Excerpted records Start Marker

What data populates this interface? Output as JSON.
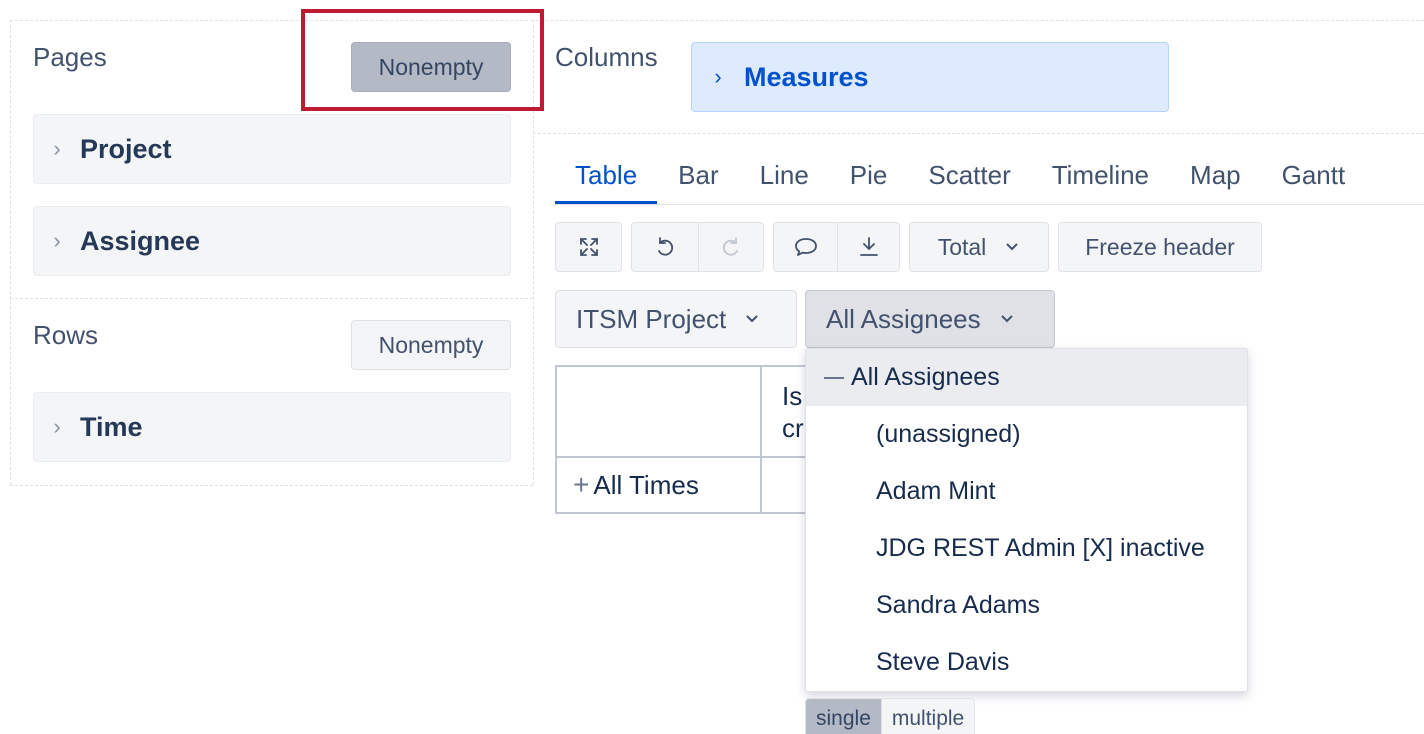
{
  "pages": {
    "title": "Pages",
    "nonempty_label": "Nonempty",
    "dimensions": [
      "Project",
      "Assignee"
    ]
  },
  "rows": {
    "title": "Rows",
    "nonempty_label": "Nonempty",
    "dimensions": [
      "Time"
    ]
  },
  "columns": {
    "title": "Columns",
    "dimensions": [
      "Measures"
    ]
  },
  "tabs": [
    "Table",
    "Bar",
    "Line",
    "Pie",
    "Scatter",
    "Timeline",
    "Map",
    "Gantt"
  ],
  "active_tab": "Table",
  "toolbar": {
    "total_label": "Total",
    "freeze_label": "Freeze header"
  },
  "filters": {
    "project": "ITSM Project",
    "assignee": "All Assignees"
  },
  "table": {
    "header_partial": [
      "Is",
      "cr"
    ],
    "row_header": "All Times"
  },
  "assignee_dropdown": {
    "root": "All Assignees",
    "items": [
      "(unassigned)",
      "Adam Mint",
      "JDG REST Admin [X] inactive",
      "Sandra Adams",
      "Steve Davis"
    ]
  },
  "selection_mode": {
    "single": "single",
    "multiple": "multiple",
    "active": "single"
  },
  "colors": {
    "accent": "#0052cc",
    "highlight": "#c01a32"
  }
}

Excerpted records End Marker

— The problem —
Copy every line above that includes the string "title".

— Answer to this problem —
    "title": "Pages",
    "title": "Rows",
    "title": "Columns",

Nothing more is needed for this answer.